Problem to solve: In the records below, find each line holding the word "this" and copy it.

[Items from a dataset]
========================================================================

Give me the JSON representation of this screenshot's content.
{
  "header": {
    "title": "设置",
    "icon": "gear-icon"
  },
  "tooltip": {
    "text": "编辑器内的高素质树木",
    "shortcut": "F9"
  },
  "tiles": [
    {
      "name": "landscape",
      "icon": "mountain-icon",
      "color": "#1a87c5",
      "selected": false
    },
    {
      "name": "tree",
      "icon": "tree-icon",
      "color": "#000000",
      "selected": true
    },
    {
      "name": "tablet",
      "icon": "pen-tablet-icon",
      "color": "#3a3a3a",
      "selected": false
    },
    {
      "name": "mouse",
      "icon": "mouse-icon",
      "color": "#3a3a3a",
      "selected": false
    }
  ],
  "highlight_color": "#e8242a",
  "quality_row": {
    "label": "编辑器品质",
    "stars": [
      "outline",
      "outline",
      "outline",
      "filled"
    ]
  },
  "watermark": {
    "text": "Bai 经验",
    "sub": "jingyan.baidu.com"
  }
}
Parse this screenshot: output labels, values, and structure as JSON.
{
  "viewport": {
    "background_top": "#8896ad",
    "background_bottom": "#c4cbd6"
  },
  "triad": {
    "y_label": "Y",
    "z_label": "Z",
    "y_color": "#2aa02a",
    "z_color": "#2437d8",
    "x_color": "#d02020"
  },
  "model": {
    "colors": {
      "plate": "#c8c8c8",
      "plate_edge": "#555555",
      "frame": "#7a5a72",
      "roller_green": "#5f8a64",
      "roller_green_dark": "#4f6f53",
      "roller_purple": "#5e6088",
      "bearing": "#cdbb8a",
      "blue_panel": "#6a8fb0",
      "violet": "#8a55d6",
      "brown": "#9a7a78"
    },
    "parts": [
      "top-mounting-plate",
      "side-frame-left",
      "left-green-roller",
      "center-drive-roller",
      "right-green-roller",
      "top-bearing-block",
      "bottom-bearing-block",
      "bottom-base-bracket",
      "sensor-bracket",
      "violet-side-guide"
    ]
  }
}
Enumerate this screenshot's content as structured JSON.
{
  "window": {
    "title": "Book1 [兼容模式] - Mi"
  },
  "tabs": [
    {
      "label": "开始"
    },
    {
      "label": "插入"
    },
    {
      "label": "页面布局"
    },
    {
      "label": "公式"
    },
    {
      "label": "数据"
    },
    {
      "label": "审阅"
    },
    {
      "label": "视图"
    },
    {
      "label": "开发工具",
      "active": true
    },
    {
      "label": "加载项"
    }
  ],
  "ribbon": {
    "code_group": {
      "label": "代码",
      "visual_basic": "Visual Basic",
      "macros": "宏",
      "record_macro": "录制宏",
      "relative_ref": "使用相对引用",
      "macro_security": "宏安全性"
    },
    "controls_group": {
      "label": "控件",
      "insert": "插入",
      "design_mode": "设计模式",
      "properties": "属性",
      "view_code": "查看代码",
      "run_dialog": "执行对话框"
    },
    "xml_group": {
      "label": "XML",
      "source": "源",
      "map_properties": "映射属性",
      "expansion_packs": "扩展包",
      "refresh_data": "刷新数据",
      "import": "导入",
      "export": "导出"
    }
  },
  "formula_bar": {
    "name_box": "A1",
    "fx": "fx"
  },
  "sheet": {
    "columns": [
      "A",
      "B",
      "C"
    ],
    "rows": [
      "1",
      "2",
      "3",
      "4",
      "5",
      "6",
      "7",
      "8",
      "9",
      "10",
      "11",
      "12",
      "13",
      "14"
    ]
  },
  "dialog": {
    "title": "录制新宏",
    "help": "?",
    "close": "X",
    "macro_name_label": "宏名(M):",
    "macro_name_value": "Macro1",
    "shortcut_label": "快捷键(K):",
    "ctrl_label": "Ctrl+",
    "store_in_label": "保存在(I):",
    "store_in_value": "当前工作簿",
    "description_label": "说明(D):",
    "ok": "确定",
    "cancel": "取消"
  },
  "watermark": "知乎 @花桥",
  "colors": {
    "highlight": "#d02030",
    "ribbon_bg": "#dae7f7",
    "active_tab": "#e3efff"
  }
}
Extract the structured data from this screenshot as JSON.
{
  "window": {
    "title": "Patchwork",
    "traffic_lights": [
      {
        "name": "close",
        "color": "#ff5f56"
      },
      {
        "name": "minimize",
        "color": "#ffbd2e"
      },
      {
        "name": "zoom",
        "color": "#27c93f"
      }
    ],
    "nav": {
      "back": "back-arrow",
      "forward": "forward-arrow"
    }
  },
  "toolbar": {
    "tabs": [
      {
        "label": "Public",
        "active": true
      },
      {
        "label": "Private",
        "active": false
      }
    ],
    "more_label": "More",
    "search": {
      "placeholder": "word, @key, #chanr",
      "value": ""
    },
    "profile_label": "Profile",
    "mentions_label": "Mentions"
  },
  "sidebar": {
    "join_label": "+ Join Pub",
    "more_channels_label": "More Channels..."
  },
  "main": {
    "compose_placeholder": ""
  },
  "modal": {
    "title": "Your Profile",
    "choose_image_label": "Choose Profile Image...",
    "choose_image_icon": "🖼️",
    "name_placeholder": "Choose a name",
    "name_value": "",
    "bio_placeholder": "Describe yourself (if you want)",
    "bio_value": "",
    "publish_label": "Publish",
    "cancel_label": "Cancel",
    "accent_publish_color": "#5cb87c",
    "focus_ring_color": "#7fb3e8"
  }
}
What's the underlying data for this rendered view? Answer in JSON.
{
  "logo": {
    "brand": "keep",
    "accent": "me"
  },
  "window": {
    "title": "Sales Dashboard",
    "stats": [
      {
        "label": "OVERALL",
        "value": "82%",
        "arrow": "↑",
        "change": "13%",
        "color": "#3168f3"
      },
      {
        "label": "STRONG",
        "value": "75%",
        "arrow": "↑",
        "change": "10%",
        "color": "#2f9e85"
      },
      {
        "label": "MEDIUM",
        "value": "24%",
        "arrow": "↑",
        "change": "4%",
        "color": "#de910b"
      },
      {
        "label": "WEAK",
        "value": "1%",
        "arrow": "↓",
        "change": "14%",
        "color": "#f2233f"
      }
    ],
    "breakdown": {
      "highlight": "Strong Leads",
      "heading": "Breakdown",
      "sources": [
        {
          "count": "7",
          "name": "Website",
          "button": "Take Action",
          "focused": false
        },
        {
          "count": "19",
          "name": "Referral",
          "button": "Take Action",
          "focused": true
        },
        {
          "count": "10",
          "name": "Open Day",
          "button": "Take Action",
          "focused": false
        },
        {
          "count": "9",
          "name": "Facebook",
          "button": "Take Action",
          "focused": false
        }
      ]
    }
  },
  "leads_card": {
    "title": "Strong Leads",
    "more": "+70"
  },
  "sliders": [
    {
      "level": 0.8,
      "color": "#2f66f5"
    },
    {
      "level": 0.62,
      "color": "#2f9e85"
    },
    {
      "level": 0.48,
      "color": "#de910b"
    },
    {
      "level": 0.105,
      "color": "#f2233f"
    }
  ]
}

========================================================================

Written response:
Give me the JSON representation of this screenshot's content.
Parse this screenshot: output labels, values, and structure as JSON.
Enumerate this screenshot's content as structured JSON.
Extract the structured data from this screenshot as JSON.
What's the underlying data for this rendered view? Answer in JSON.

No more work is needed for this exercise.